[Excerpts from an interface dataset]

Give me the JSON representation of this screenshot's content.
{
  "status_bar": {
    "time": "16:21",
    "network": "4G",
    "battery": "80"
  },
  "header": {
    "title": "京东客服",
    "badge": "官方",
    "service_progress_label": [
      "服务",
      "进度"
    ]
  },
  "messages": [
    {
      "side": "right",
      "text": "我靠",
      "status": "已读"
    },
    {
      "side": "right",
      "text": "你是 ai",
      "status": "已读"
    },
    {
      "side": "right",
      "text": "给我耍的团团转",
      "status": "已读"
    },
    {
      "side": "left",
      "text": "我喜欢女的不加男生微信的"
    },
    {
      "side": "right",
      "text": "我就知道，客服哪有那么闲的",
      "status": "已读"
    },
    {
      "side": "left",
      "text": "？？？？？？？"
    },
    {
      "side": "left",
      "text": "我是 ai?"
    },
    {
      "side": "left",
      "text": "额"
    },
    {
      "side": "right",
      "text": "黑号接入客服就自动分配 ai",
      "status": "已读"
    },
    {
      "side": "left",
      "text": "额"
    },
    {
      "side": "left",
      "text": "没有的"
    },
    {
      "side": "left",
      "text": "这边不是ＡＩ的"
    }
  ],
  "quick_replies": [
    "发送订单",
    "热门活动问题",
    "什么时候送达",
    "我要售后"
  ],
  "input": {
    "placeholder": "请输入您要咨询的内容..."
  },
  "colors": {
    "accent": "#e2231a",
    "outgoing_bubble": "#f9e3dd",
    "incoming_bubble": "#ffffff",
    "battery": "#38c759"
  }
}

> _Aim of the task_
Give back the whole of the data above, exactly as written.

> _Answer box_
Give me the JSON representation of this screenshot's content.
{
  "status_bar": {
    "time": "16:21",
    "network": "4G",
    "battery": "80"
  },
  "header": {
    "title": "京东客服",
    "badge": "官方",
    "service_progress_label": [
      "服务",
      "进度"
    ]
  },
  "messages": [
    {
      "side": "right",
      "text": "我靠",
      "status": "已读"
    },
    {
      "side": "right",
      "text": "你是 ai",
      "status": "已读"
    },
    {
      "side": "right",
      "text": "给我耍的团团转",
      "status": "已读"
    },
    {
      "side": "left",
      "text": "我喜欢女的不加男生微信的"
    },
    {
      "side": "right",
      "text": "我就知道，客服哪有那么闲的",
      "status": "已读"
    },
    {
      "side": "left",
      "text": "？？？？？？？"
    },
    {
      "side": "left",
      "text": "我是 ai?"
    },
    {
      "side": "left",
      "text": "额"
    },
    {
      "side": "right",
      "text": "黑号接入客服就自动分配 ai",
      "status": "已读"
    },
    {
      "side": "left",
      "text": "额"
    },
    {
      "side": "left",
      "text": "没有的"
    },
    {
      "side": "left",
      "text": "这边不是ＡＩ的"
    }
  ],
  "quick_replies": [
    "发送订单",
    "热门活动问题",
    "什么时候送达",
    "我要售后"
  ],
  "input": {
    "placeholder": "请输入您要咨询的内容..."
  },
  "colors": {
    "accent": "#e2231a",
    "outgoing_bubble": "#f9e3dd",
    "incoming_bubble": "#ffffff",
    "battery": "#38c759"
  }
}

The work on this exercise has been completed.